* [About this task]: In the entries below, count every line with the string "JSON". State the count and nothing else.

** Input data follows **

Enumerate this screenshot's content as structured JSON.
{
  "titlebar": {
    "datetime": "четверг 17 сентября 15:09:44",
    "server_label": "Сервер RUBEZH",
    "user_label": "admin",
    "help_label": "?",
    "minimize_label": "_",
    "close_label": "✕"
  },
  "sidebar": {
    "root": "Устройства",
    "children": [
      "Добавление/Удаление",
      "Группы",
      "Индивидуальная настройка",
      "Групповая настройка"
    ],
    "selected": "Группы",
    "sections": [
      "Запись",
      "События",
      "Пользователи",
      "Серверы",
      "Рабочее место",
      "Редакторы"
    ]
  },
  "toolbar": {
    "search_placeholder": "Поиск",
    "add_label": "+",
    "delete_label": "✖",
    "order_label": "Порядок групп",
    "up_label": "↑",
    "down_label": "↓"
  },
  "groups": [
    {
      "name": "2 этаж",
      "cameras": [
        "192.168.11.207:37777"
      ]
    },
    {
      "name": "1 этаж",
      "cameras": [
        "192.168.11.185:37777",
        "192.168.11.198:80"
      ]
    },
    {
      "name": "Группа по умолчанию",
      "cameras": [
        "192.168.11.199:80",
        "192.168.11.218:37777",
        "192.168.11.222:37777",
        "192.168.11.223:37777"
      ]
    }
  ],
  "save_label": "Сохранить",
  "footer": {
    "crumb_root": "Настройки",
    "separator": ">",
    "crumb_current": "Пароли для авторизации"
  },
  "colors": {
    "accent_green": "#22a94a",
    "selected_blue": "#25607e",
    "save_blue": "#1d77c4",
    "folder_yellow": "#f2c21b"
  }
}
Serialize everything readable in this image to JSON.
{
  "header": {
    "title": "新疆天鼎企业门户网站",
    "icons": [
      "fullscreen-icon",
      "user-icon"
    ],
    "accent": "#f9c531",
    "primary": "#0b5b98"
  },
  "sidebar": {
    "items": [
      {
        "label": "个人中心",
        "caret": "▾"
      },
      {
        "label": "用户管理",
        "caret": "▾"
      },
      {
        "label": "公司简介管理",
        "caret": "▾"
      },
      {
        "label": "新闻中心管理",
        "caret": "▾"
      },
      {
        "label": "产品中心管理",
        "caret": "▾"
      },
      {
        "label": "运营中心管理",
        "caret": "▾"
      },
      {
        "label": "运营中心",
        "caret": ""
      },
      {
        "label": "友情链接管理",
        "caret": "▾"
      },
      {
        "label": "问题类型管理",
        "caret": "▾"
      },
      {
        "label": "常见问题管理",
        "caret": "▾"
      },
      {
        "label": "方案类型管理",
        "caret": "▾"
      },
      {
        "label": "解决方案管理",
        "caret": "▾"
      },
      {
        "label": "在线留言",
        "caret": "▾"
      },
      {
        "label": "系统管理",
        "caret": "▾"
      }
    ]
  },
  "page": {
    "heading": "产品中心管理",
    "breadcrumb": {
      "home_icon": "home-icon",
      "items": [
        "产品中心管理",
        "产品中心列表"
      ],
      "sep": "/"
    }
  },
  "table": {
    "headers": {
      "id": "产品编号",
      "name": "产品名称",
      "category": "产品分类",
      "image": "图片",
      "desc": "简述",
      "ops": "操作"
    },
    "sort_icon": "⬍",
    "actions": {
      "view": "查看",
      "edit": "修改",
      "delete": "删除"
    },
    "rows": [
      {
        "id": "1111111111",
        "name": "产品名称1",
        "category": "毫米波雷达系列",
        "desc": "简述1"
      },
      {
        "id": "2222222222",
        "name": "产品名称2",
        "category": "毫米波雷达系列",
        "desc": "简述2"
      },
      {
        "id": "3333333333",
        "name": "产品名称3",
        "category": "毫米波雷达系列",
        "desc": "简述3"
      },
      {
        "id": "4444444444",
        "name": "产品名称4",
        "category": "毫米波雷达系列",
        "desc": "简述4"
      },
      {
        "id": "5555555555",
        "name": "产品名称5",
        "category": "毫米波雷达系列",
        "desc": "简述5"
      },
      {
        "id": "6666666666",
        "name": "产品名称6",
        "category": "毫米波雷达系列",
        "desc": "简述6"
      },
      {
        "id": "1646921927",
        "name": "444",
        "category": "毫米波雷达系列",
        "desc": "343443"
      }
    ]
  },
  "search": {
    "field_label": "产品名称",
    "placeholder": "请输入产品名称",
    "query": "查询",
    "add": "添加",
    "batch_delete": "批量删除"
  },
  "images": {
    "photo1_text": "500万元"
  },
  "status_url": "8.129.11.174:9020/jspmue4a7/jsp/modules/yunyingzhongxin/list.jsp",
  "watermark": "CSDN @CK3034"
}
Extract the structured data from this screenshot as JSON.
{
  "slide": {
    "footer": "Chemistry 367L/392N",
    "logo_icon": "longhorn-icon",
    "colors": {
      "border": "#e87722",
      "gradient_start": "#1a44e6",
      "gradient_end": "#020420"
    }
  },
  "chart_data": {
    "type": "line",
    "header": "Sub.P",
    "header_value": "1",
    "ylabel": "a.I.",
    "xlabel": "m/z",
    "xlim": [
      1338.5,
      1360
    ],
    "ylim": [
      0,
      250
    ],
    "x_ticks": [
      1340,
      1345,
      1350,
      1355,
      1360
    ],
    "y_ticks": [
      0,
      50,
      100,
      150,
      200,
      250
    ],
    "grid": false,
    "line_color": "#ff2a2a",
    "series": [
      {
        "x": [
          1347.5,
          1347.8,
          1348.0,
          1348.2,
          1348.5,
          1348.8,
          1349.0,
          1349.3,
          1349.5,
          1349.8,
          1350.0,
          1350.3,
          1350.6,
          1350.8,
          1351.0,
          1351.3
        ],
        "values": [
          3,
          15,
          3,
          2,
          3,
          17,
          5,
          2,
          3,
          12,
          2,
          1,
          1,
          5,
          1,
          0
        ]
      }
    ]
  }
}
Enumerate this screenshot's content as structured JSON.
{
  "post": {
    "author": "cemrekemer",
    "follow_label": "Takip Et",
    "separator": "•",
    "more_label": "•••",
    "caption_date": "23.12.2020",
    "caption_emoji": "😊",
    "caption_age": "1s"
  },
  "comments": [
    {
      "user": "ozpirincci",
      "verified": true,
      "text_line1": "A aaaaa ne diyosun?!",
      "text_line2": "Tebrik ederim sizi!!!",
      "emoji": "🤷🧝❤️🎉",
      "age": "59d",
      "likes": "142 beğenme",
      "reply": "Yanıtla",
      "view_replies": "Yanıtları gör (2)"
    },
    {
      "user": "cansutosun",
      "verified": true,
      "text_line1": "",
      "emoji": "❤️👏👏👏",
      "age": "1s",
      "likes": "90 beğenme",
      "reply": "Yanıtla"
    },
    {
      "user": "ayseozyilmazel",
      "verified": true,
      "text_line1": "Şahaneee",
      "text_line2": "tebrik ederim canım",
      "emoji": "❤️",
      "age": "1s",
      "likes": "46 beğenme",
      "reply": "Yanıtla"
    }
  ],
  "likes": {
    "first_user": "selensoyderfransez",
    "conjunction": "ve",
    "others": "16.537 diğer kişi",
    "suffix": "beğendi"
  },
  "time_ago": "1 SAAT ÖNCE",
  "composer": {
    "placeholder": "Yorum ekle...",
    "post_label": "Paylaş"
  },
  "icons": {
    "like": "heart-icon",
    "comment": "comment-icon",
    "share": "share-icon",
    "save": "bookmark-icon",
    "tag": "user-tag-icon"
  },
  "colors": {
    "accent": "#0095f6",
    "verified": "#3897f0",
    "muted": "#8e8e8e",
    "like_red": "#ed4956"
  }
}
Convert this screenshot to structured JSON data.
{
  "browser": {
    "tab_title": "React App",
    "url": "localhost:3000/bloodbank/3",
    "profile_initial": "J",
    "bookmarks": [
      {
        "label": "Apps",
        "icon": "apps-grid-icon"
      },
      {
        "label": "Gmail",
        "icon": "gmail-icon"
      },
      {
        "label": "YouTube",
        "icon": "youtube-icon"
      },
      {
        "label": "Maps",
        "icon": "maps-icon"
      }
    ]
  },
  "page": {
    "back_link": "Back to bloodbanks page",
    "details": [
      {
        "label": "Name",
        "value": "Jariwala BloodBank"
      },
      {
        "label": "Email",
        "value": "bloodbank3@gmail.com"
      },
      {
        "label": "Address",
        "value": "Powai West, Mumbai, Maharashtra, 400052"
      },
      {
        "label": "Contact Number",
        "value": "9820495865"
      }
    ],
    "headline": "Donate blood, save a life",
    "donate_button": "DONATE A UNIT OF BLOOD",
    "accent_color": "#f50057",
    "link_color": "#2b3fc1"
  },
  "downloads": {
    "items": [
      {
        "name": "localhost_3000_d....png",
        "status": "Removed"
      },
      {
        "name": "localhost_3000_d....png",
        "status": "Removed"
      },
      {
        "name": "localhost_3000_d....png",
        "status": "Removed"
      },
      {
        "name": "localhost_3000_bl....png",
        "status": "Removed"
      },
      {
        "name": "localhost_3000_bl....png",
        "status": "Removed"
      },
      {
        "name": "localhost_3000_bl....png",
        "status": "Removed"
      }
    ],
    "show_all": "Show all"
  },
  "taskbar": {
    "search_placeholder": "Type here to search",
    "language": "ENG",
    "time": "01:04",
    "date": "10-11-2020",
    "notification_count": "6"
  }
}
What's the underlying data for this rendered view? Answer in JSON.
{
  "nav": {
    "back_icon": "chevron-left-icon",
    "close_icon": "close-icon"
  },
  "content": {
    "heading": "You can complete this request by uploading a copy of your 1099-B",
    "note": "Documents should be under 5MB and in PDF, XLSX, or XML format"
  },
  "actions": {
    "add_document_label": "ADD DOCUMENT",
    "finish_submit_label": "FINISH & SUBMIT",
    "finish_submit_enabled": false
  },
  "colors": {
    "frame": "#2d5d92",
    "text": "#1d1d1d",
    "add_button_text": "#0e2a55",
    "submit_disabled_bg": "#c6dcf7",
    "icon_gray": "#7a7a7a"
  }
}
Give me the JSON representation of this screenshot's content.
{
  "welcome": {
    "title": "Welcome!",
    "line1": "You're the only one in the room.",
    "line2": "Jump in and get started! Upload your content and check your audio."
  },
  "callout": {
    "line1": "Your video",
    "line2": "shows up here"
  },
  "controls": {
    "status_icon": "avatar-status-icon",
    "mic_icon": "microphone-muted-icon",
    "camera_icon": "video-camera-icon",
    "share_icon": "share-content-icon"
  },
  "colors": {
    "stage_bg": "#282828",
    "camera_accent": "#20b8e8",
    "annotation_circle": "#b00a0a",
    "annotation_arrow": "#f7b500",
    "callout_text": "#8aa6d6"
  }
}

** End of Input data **

* [Response to the task]: 7